Holiday baking is often a treasured tradition in most households. And of all of the holiday food festivities, baking is one of the highest impact with regards to calories. Many people make 3 or more kinds of cookies in large batches. A one-ounce cookie contains about the same amount of calories as an ounce of potato chips or French Fries. But who really eats just one? You and your loved ones eat the whole batch. Most people don't realize they are making 10,000 calories worth of cookies in their kitchen. Add in cakes, brownies, fudge, and other candies and the calorie total could easily be double that amount. Whew!
Here is a simple chart to illustrate the numbers of baking versus our idea of dried fruit below:
|Dried apples, 1 ounce||90 calories|
|Holiday cookies, average, 1 ounce||140 calories|
|Batch of cookie dough, 24 ounces||3360 calories|
You can make your cookies smaller, make fewer varieties, give some away, or bake just a few at the last minute to reduce the temptation to consume too many cookies and treats. Those are all great strategies and ones we have given here in this blog.
But what about the oohs and ahs of pretty little plates of cookies? How do you possibly replace that part of the dessert table?
Fortunately, we found some fruity, colorful ideas for you in case you want to bake less or skip the baking this year but still have a pretty dessert table.
What could possibly take the place of cookies you ask? Dried fruits, of course. Not just any dried fruits but the crispy, freeze-dried fruits you can make yourself in a dehydrator or buy in a store. We found ours at Whole Foods in the dried fruit aisle but you can get them in many stores as well as on Amazon. But we have made these many times ourselves with the help of a food dehydrator. It takes about a day for each batch but you don't need to make a huge mess in your kitchen or slave all day over them. You can even make them while you sleep.
We put the dried fruits in interesting and artistic little arrangements on brightly colored square dishes and dusted them with powdered sugar or cinnamon. A few nuts were added. We liken these to fruit tapas plates. We enjoyed the flavors and were satiated with a one ounce serving. Check out the flavor combinations we created but come up with your own, too.
Raspberries with roasted almonds and dried cranberries:
Dried apple slices with toasted walnuts and ground cinnamon:
Freeze dried pineapple bits, chopped dates, and powdered sugar:
All three fruit plates on a table:
The brightly colored papers used in the photographs are rice paper from Dick Blick Art Supply. Tissue paper works equally as well.

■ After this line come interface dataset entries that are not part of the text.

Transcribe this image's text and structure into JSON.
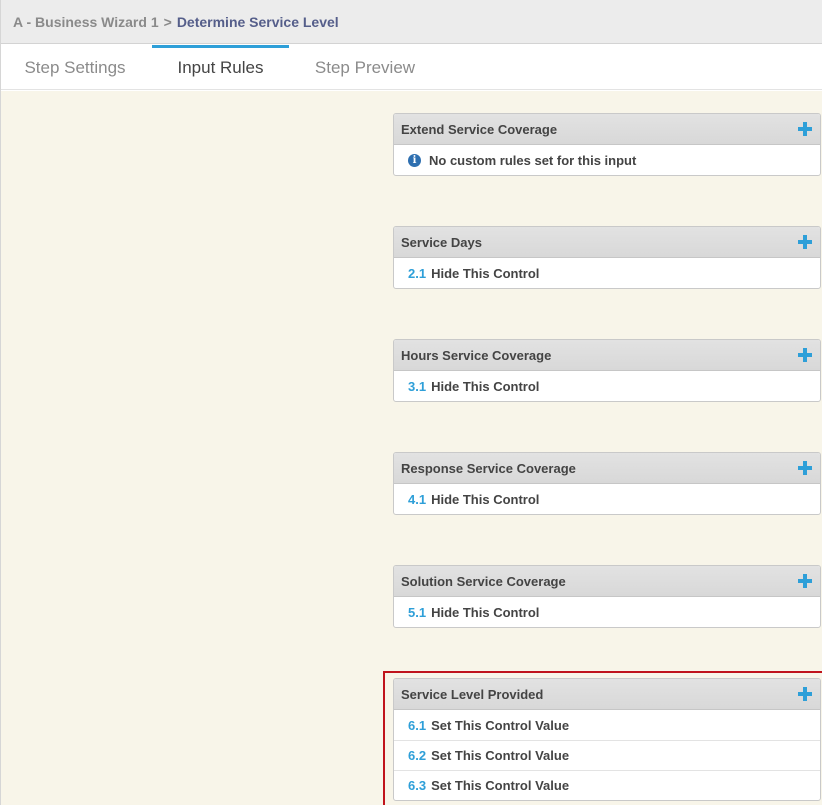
{
  "breadcrumb": {
    "parent": "A - Business Wizard 1",
    "separator": ">",
    "current": "Determine Service Level"
  },
  "tabs": [
    {
      "label": "Step Settings",
      "active": false
    },
    {
      "label": "Input Rules",
      "active": true
    },
    {
      "label": "Step Preview",
      "active": false
    }
  ],
  "colors": {
    "accent": "#2e9fd8",
    "content_bg": "#f8f5e9",
    "highlight": "#c0141c"
  },
  "cards": [
    {
      "title": "Extend Service Coverage",
      "empty_message": "No custom rules set for this input",
      "rules": []
    },
    {
      "title": "Service Days",
      "rules": [
        {
          "num": "2.1",
          "label": "Hide This Control"
        }
      ]
    },
    {
      "title": "Hours Service Coverage",
      "rules": [
        {
          "num": "3.1",
          "label": "Hide This Control"
        }
      ]
    },
    {
      "title": "Response Service Coverage",
      "rules": [
        {
          "num": "4.1",
          "label": "Hide This Control"
        }
      ]
    },
    {
      "title": "Solution Service Coverage",
      "rules": [
        {
          "num": "5.1",
          "label": "Hide This Control"
        }
      ]
    },
    {
      "title": "Service Level Provided",
      "highlighted": true,
      "rules": [
        {
          "num": "6.1",
          "label": "Set This Control Value"
        },
        {
          "num": "6.2",
          "label": "Set This Control Value"
        },
        {
          "num": "6.3",
          "label": "Set This Control Value"
        }
      ]
    }
  ]
}
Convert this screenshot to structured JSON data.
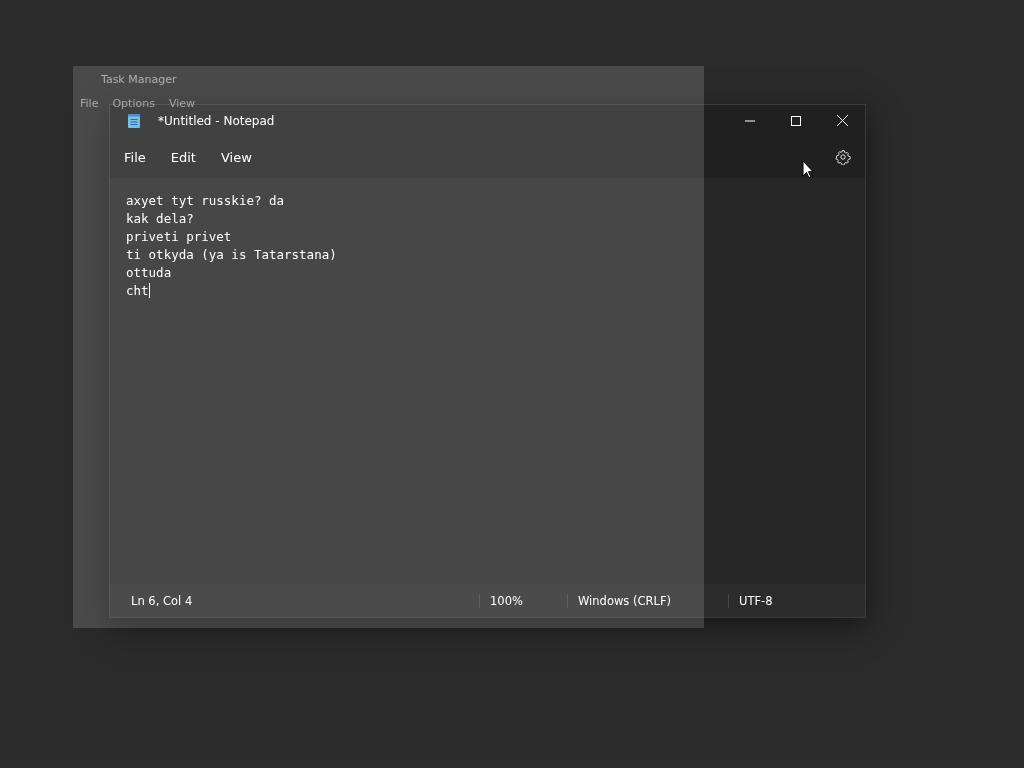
{
  "task_manager": {
    "title": "Task Manager",
    "menu": [
      "File",
      "Options",
      "View"
    ]
  },
  "notepad": {
    "title": "*Untitled - Notepad",
    "menu": [
      "File",
      "Edit",
      "View"
    ],
    "lines": [
      "axyet tyt russkie? da",
      "kak dela?",
      "priveti privet",
      "ti otkyda (ya is Tatarstana)",
      "ottuda",
      "cht"
    ],
    "status_bar": {
      "position": "Ln 6, Col 4",
      "zoom": "100%",
      "line_ending": "Windows (CRLF)",
      "encoding": "UTF-8"
    }
  }
}
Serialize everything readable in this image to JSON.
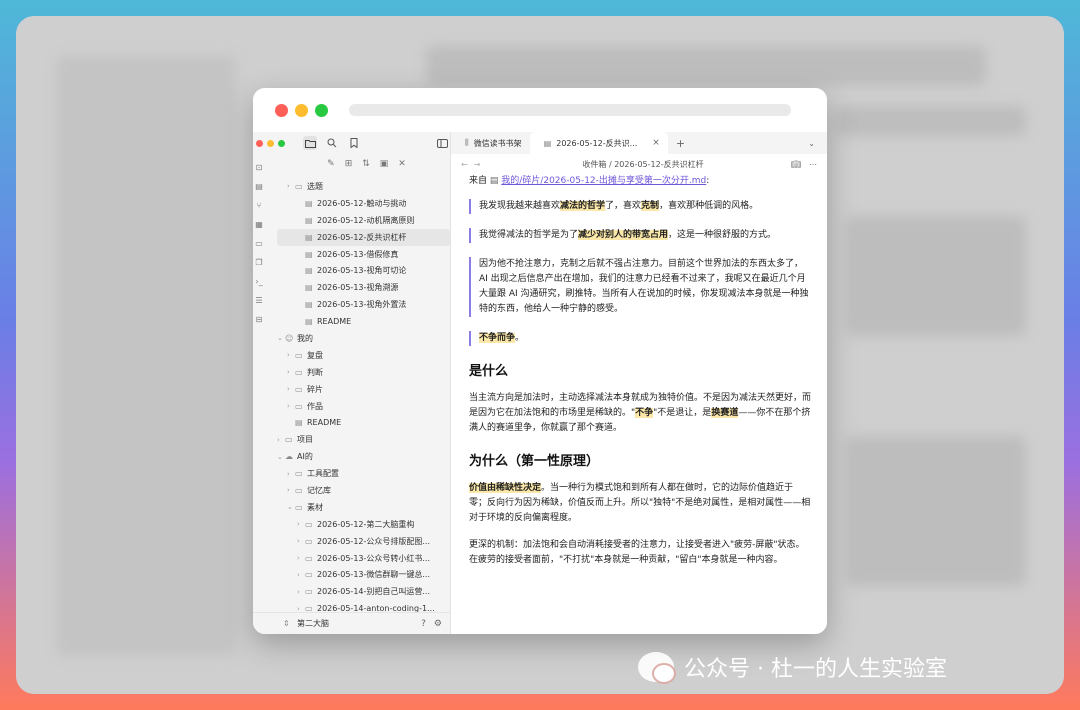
{
  "sidebar": {
    "ribbon_icons": [
      "bot-icon",
      "file-icon",
      "graph-icon",
      "grid-icon",
      "calendar-icon",
      "copy-icon",
      "terminal-icon",
      "list-icon",
      "book-icon"
    ],
    "tree": [
      {
        "label": "选题",
        "type": "folder",
        "level": 1,
        "expanded": false
      },
      {
        "label": "2026-05-12-触动与挑动",
        "type": "file",
        "level": 2
      },
      {
        "label": "2026-05-12-动机隔离原则",
        "type": "file",
        "level": 2
      },
      {
        "label": "2026-05-12-反共识杠杆",
        "type": "file",
        "level": 2,
        "selected": true
      },
      {
        "label": "2026-05-13-借假修真",
        "type": "file",
        "level": 2
      },
      {
        "label": "2026-05-13-视角可切论",
        "type": "file",
        "level": 2
      },
      {
        "label": "2026-05-13-视角溯源",
        "type": "file",
        "level": 2
      },
      {
        "label": "2026-05-13-视角外置法",
        "type": "file",
        "level": 2
      },
      {
        "label": "README",
        "type": "file",
        "level": 2
      },
      {
        "label": "我的",
        "type": "user",
        "level": 0,
        "expanded": true
      },
      {
        "label": "复盘",
        "type": "folder",
        "level": 1
      },
      {
        "label": "判断",
        "type": "folder",
        "level": 1
      },
      {
        "label": "碎片",
        "type": "folder",
        "level": 1
      },
      {
        "label": "作品",
        "type": "folder",
        "level": 1
      },
      {
        "label": "README",
        "type": "file",
        "level": 1
      },
      {
        "label": "项目",
        "type": "folder",
        "level": 0
      },
      {
        "label": "AI的",
        "type": "cloud",
        "level": 0,
        "expanded": true
      },
      {
        "label": "工具配置",
        "type": "folder",
        "level": 1
      },
      {
        "label": "记忆库",
        "type": "folder",
        "level": 1
      },
      {
        "label": "素材",
        "type": "folder",
        "level": 1,
        "expanded": true
      },
      {
        "label": "2026-05-12-第二大脑重构",
        "type": "folder",
        "level": 2
      },
      {
        "label": "2026-05-12-公众号排版配图...",
        "type": "folder",
        "level": 2
      },
      {
        "label": "2026-05-13-公众号转小红书...",
        "type": "folder",
        "level": 2
      },
      {
        "label": "2026-05-13-微信群聊一键总...",
        "type": "folder",
        "level": 2
      },
      {
        "label": "2026-05-14-别把自己叫运营...",
        "type": "folder",
        "level": 2
      },
      {
        "label": "2026-05-14-anton-coding-1...",
        "type": "folder",
        "level": 2
      }
    ],
    "vault_name": "第二大脑"
  },
  "tabs": [
    {
      "label": "微信读书书架",
      "active": false
    },
    {
      "label": "2026-05-12-反共识...",
      "active": true
    }
  ],
  "breadcrumb": {
    "folder": "收件箱",
    "sep": "/",
    "file": "2026-05-12-反共识杠杆"
  },
  "doc": {
    "from_label": "来自",
    "from_link": "我的/碎片/2026-05-12-出摊与享受第一次分开.md",
    "from_colon": ":",
    "q1_pre": "我发现我越来越喜欢",
    "q1_hl1": "减法的哲学",
    "q1_mid": "了，喜欢",
    "q1_hl2": "克制",
    "q1_post": "，喜欢那种低调的风格。",
    "q2_pre": "我觉得减法的哲学是为了",
    "q2_hl": "减少对别人的带宽占用",
    "q2_post": "，这是一种很舒服的方式。",
    "q3": "因为他不抢注意力，克制之后就不强占注意力。目前这个世界加法的东西太多了，AI 出现之后信息产出在增加，我们的注意力已经看不过来了，我呢又在最近几个月大量跟 AI 沟通研究，刷推特。当所有人在说加的时候，你发现减法本身就是一种独特的东西，他给人一种宁静的感受。",
    "q4_hl": "不争而争",
    "q4_post": "。",
    "h_what": "是什么",
    "p_what_1": "当主流方向是加法时，主动选择减法本身就成为独特价值。不是因为减法天然更好，而是因为它在加法饱和的市场里是稀缺的。\"",
    "p_what_hl1": "不争",
    "p_what_2": "\"不是退让，是",
    "p_what_hl2": "换赛道",
    "p_what_3": "——你不在那个挤满人的赛道里争，你就赢了那个赛道。",
    "h_why": "为什么（第一性原理）",
    "p_why_hl": "价值由稀缺性决定",
    "p_why": "。当一种行为模式饱和到所有人都在做时，它的边际价值趋近于零；反向行为因为稀缺，价值反而上升。所以\"独特\"不是绝对属性，是相对属性——相对于环境的反向偏离程度。",
    "p_deep": "更深的机制：加法饱和会自动消耗接受者的注意力，让接受者进入\"疲劳-屏蔽\"状态。在疲劳的接受者面前，\"不打扰\"本身就是一种贡献，\"留白\"本身就是一种内容。"
  },
  "watermark": "公众号 · 杜一的人生实验室",
  "colors": {
    "highlight": "#fbe8a8",
    "link": "#6f56d9",
    "quote_bar": "#8b7de6"
  }
}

Judy’s passion for cooking began with helping her grandmother make raisin oatmeal for breakfast. From there she earned her first food service job at 15, was accepted to the world famous Culinary Institute of America at 18 (where she graduated second in her class), and went on to the Fachschule Richemont in Switzerland where she focused on pastry arts and baking. But after learning that the quality of a croissant directly varies with how much butter it has, Judy sought to challenge herself by coming up with recipes that were as healthy as they were tasty.
Judy received The Culinary Institute of America’s Pro Chef II certification, the American Culinary Federation Bronze Medal, Gold Medal, and ACF Chef of the Year. Her enthusiasm for eating nutritiously and deliciously leads her to constantly innovate and use the latest in nutritional science to guide her creativity, from putting new twists on fajitas to adapting Italian brownies to include ingredients like toasted nuts and cooked honey. Judy’s publishing company, Food and Health Communications, is dedicated to her vision that everyone can make food that tastes as good as it is for you.